My son has been on antidepressants for about 6 years and is now incarcerated. He has been there for 15 days and has not been given his medications yet.
Different jails have different policies on permitting the inmates to have their prescription medication. In many jails, the practice is to have the jail's medical examiner/doctor meet with the patient to determine whether the inmate needs to take the prescription medication or whether the inmate does not need the medication. However, the jails generally do take precautions when inmates on antidepressants come in and make sure that the inmates are not a danger to them-self or others. I suggest that you find out if your son has met with the doctor and if not, you should hire a lawyer to speak to the jail and find out what is going on and whether your son's health is being placed at risk as a result of the jail's failure to permit him to take his medication.
Many counties lack rules regarding this issue. It would seem that if the prisoner were a diabetic they would receive their insulin but those with a medical condition that may not be recognized as a "physical" need by a jail would be denied the medication or if their initial screening of the inmates (and they should do so) reveals a drug they think rates more on the scale of being an addictive drug. Well, your son does have a right to receive his meds if they have been prescribed by a doctor. The county jail only had to confirm his prescription with the doctor in order to be able to administer his prescription.
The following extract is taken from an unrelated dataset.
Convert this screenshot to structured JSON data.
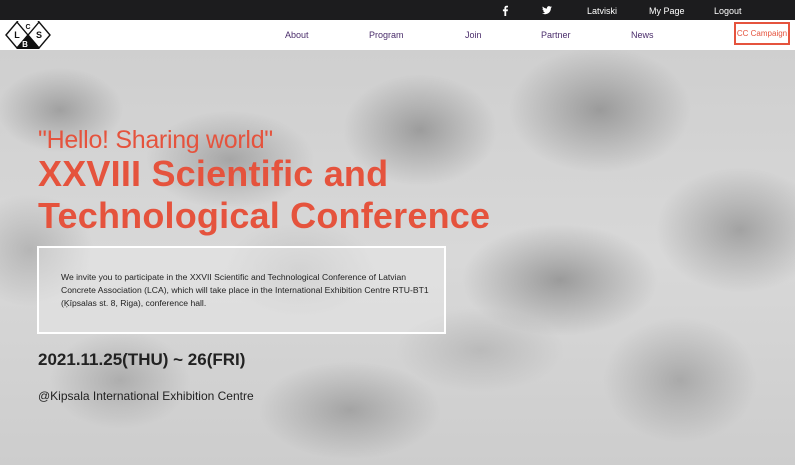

You need to get this issue before a Judge as soon as you can. The Judge has the ability to order the jail to give your son his medication. Hire an attorney or have the attorney who has been appoined on his behalf bring a motion or petition immediately. Good luck.